, which exists as long as the app that created it remains installed
, and roaming data, that will continue existing online even after your app is uninstalled. If you want your data to be roamed/synced and live independently of a single app installation you have different options available, such as the roaming app data feature discussed in the recent blog post series
on that topic or by using a cloud data provider, such as OneDrive
In todayís blog post, we will talk about local data, or data that is tied to the specific device where it was created. We will be looking at the different features that the Universal Windows Platform provides you with to do this, examples, and best practices.
Types of app data
There are two types of app data: settings and files.
Storing app data locally
- Settings. Use settings to store app state and user preferences. The Universal Windows Platform (UWP) provides APIs to easily store and retrieve settings. The data types you can use in app settings are:
- UInt8, Int16, UInt16, Int32, UInt32, Int64, UInt64, Single, Double
- Char16, String
- DateTime, TimeSpan
- GUID, Point, Size, Rect
- ApplicationDataCompositeValueóa set of related app settings that must be serialized and deserialized atomically
- Files. Use files to store binary data or to serialize your own custom types.
When an app is installed, the system creates a per-user app data container on the device. This app data container is within the app sandbox, which means no other app will be able to access it. The system will preserve the content of the data container when the app is updated and will remove it when the user uninstalls the app.
As a developer, you have three locations available in the app data container to store data locally:
Local can contain both files (LocalFolder
) and settings (LocalSettings

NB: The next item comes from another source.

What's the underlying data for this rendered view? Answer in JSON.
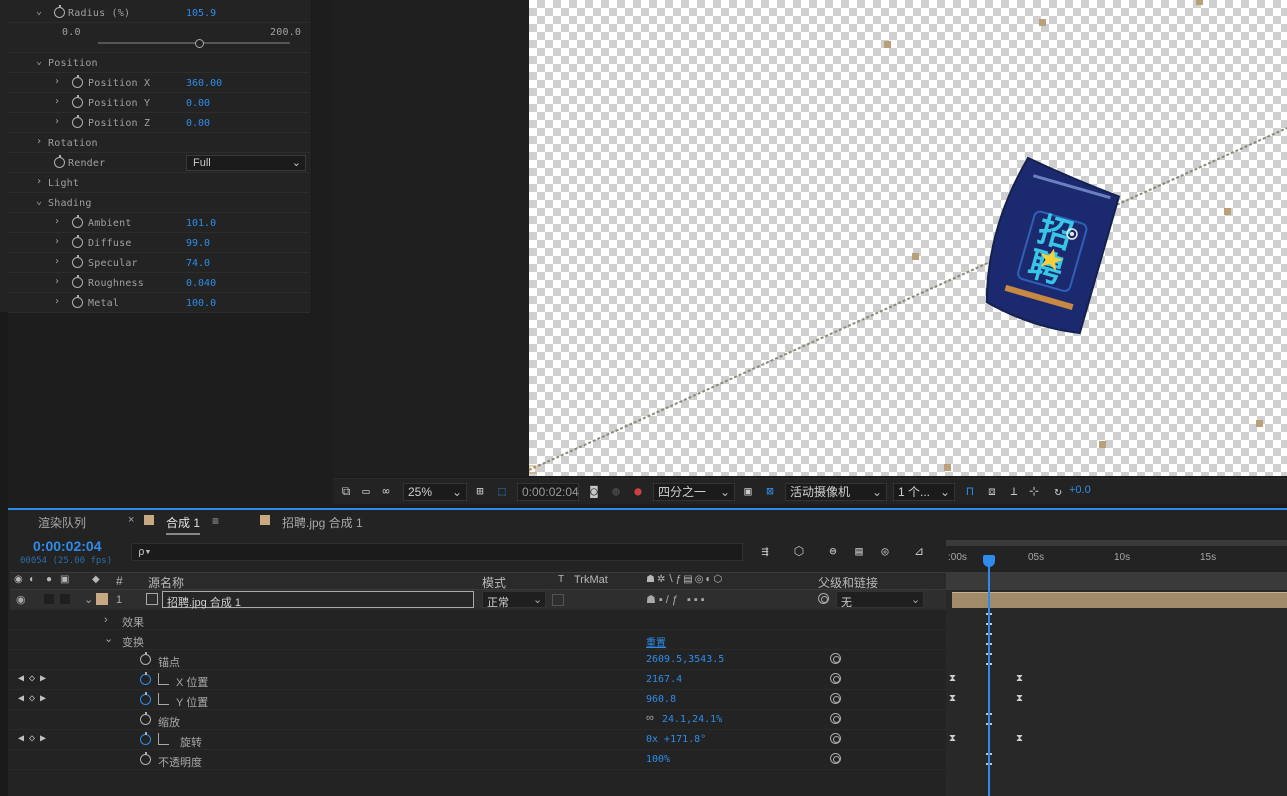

) and should be used for any information that is of user value and canít easily be recreated or downloaded. Data stored in Local can be backed up by the system if the device supports App Data Backup. Because of this, you should avoid using Local to store cached or temporary files that you could create or fetch again on demand.
App Data Backup
During a device backup operation, the system will grab any app data in Local and store it as part of a device backup image in OneDrive. If the user resets or replaces the device, he or she will be given the choice to restore a previous backup, which will restore the app data in Local as part of the appís installation. Note that by not storing data in Local you will effectively be opting out of backup for your app.
Best practices for Local
- Use for data with user value that canít be recreated or downloaded by your app. If you place cached content or throwaway data in Local you are wasting user storage on OneDrive and delaying how long it takes to install your app during a device restore.
- Use for settings that are unique to a device. In general, it is desirable to have common user settings on all of the userís devices. However if you have settings that you donít want roamed you should store them in Local.
- Do not store credentials in Local. In order to offer the best user experience around credentials you should be using the Credential Locker feature.
- Avoid it for data tied to specific hardware. If you have data that can only be consumed on the same physical device where it was created do not place in Local, because the user may choose to restore this data to a different device. One example of data tied to specific hardware is anything derived from device ID.
To read or write files in LocalFolder, you must use the ApplicationData.LocalFolder
property; you will get back a StorageFolder
. You can then use StorageFolder.CreateFileAsync
to write and read files.